Top tips

  • The easiest way to get from the airport to the city centre is to take the metro – it’s really easy to navigate (there are only four lines) and cheap!
  • Lots of the pavements around central Lisbon are polished cobblestones and they’re quite slippery. So wear shoes with a suitable grip as I kept sliding all over the place in my sandals.
  • I found Lisbon sunny but very windy, so I wore suntan lotion every day because the sun was strong enough to burn even though it didn’t feel particularly warm. The wind also meant I had a few ‘Marilyn’ moments in the summer dresses I’d packed – in hindsight, shorts would’ve been better!

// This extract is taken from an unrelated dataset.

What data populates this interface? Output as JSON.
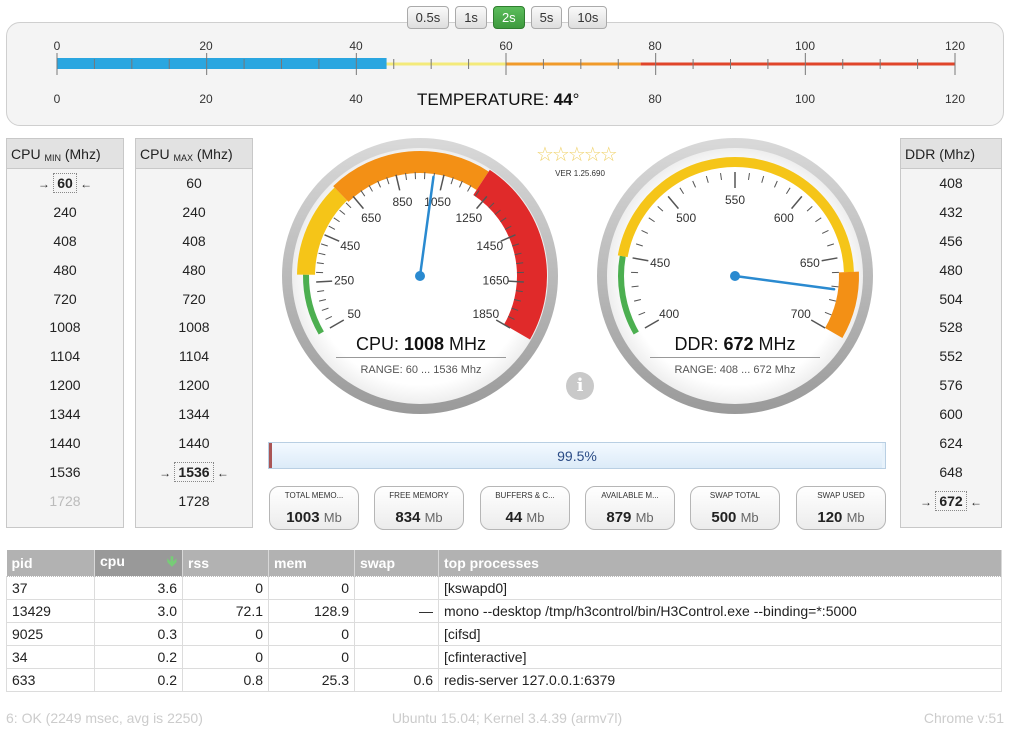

  • I visited Lisbon as a solo traveller and found some bars and restaurants were unwilling to serve me because I was by myself. Some went out of their way to accommodate me and were fantastic and I’ll mention those as I write about my trip, but it’s the one place I’ve travelled in Europe where people were taken aback I was travelling alone. One bar I went to would only serve me the beer they had on tap because letting me have any other drink (eg a glass of wine) wasn’t worth the hassle for them as I was by myself. So if you are travelling to Lisbon by yourself, be aware you may need to try a few bars or restaurants before you’ll find one that will serve you.